* WHAT TO DO
Look through the listing below and report every line that contains "page".

* RECORDS PROVIDED

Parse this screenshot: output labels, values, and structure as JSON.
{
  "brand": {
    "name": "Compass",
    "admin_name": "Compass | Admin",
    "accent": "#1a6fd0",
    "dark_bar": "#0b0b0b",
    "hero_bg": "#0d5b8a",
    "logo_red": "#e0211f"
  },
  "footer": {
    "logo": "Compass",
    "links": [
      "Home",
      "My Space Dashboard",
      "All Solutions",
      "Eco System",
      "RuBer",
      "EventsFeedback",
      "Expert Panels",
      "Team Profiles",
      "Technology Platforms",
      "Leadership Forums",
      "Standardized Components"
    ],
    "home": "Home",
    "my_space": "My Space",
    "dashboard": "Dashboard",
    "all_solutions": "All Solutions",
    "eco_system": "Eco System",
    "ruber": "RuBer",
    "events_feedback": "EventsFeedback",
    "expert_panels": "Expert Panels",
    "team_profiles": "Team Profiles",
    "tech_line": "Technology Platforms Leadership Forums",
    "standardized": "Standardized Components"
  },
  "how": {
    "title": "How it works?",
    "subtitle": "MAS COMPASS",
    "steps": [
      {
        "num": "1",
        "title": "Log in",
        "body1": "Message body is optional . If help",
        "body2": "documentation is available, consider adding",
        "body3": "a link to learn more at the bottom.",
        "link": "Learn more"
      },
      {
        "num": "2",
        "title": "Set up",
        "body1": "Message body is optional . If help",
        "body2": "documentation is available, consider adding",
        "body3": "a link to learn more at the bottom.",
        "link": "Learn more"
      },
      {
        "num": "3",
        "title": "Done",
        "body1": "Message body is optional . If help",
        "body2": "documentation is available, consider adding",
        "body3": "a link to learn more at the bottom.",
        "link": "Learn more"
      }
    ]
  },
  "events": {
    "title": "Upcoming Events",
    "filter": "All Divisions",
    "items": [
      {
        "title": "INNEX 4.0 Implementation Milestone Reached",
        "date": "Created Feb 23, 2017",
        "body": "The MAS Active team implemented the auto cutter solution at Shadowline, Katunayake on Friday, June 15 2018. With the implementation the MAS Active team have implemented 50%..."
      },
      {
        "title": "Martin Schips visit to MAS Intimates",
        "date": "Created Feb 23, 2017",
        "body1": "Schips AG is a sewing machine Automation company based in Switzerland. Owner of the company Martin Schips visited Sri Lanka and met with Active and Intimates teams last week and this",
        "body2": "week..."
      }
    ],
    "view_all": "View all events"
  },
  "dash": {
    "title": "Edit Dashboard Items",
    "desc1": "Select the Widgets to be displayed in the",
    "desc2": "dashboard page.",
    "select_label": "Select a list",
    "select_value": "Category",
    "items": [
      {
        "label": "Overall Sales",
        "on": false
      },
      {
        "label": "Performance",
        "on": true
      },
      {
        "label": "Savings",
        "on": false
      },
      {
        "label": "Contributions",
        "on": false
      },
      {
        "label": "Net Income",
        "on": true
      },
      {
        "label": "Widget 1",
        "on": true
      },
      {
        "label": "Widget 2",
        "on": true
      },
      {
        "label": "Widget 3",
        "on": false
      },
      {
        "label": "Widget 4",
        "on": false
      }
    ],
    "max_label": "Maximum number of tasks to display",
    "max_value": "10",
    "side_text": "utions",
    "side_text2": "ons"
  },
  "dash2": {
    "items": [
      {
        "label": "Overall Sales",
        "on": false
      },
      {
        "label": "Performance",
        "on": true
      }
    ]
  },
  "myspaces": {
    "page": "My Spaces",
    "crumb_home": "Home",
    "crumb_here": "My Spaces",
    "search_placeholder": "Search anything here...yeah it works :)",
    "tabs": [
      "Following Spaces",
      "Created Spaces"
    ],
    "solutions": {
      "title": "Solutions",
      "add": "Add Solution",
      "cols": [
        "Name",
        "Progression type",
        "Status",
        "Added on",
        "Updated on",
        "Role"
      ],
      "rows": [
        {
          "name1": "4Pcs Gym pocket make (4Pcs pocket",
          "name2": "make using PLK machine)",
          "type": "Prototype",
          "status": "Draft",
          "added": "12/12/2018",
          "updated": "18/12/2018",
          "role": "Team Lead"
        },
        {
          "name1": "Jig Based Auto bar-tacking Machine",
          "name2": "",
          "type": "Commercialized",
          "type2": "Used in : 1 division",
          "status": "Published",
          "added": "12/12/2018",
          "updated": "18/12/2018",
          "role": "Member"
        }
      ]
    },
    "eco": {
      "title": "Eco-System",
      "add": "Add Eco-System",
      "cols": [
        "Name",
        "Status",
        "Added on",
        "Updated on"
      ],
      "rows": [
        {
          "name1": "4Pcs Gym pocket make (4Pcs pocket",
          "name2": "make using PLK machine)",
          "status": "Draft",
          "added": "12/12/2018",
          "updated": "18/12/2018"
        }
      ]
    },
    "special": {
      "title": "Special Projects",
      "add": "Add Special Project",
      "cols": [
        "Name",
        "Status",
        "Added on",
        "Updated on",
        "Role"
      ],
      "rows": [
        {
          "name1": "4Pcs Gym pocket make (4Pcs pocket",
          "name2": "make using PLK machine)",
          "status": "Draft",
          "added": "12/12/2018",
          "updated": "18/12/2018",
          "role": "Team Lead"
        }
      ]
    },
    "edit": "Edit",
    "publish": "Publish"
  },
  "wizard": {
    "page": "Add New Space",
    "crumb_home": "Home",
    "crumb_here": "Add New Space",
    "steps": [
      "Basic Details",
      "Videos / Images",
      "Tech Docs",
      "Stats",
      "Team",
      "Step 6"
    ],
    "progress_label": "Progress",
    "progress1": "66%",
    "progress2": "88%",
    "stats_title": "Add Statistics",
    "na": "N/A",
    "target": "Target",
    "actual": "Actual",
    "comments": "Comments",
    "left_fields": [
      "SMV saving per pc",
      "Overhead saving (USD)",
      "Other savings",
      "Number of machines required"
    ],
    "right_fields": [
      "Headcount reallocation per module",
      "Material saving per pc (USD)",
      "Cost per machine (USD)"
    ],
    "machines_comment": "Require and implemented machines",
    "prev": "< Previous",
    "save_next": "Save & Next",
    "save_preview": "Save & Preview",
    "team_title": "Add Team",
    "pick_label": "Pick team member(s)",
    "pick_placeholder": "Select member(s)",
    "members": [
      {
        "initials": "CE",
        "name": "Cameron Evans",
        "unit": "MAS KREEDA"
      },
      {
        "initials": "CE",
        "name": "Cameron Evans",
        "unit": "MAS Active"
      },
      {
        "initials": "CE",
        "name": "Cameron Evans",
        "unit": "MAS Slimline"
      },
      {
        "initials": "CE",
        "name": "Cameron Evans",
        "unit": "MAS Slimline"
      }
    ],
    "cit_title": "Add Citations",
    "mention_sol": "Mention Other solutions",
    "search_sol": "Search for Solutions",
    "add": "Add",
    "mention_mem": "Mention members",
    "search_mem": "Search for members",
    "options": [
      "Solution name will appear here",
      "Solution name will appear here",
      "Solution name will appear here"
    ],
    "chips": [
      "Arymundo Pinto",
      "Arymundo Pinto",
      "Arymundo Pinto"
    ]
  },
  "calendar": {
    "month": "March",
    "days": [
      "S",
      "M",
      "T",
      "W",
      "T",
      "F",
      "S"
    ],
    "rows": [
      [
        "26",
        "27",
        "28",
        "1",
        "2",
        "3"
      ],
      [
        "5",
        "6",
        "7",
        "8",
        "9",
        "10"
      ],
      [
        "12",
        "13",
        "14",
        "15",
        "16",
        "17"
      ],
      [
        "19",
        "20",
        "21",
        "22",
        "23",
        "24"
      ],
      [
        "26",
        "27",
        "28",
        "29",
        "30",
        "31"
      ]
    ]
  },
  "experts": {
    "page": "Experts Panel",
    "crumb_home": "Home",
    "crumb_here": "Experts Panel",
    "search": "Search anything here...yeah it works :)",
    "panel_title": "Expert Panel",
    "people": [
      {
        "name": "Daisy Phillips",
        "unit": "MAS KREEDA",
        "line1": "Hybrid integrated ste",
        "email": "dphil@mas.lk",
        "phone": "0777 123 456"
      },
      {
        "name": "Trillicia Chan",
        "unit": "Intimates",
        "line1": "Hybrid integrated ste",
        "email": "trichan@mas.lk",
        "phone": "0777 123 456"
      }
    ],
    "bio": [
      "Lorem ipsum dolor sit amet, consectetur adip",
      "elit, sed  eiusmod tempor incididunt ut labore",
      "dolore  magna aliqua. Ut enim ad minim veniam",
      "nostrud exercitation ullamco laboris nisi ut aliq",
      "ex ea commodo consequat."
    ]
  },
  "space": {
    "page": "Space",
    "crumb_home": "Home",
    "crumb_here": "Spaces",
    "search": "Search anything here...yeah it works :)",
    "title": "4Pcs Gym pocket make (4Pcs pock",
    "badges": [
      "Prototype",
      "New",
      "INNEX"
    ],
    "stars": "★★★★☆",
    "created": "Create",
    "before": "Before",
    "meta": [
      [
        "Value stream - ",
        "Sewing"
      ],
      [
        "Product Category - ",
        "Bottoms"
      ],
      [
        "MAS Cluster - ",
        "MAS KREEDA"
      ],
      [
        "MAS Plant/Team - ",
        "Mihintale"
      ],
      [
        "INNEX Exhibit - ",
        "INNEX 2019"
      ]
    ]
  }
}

* TASK RESPONSE
    "desc2": "dashboard page.",
    "page": "My Spaces",
    "page": "Add New Space",
    "page": "Experts Panel",
    "page": "Space",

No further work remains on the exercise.